In the entries below, find the string "squad" and return each line holding it.

• _Saved entries_:
=== Section Start ===

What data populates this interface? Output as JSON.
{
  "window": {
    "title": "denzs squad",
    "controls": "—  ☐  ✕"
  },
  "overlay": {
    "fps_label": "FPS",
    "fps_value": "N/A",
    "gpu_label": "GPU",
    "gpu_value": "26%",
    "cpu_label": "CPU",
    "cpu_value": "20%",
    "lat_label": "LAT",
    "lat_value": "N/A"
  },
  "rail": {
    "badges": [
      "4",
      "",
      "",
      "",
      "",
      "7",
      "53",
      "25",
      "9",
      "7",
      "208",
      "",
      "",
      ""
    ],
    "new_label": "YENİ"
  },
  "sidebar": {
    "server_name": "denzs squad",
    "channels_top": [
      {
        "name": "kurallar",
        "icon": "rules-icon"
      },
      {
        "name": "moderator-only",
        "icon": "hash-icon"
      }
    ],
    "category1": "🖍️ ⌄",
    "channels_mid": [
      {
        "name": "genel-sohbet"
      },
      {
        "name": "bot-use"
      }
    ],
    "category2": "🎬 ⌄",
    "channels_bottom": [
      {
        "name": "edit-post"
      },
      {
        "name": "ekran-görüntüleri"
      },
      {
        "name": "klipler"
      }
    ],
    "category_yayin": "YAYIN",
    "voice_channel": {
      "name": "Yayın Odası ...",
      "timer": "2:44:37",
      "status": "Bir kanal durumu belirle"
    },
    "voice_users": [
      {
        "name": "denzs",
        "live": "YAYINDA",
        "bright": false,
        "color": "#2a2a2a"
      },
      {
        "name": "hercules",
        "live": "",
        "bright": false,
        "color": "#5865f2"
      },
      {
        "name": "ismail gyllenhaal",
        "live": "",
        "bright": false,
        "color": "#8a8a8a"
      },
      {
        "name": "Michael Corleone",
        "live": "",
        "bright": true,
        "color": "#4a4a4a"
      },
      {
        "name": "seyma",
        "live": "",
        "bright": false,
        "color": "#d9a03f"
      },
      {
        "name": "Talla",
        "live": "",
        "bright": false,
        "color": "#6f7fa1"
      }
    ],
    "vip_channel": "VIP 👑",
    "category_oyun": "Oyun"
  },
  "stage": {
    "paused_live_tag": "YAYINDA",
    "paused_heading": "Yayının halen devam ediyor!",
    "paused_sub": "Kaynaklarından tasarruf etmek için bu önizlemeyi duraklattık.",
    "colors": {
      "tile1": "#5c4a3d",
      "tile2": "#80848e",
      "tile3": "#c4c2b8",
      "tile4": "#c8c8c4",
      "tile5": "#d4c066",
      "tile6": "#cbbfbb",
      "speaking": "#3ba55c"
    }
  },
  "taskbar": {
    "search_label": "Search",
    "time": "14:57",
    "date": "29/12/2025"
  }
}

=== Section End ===

• _PROBLEM SOLUTION_:
    "title": "denzs squad",
    "server_name": "denzs squad",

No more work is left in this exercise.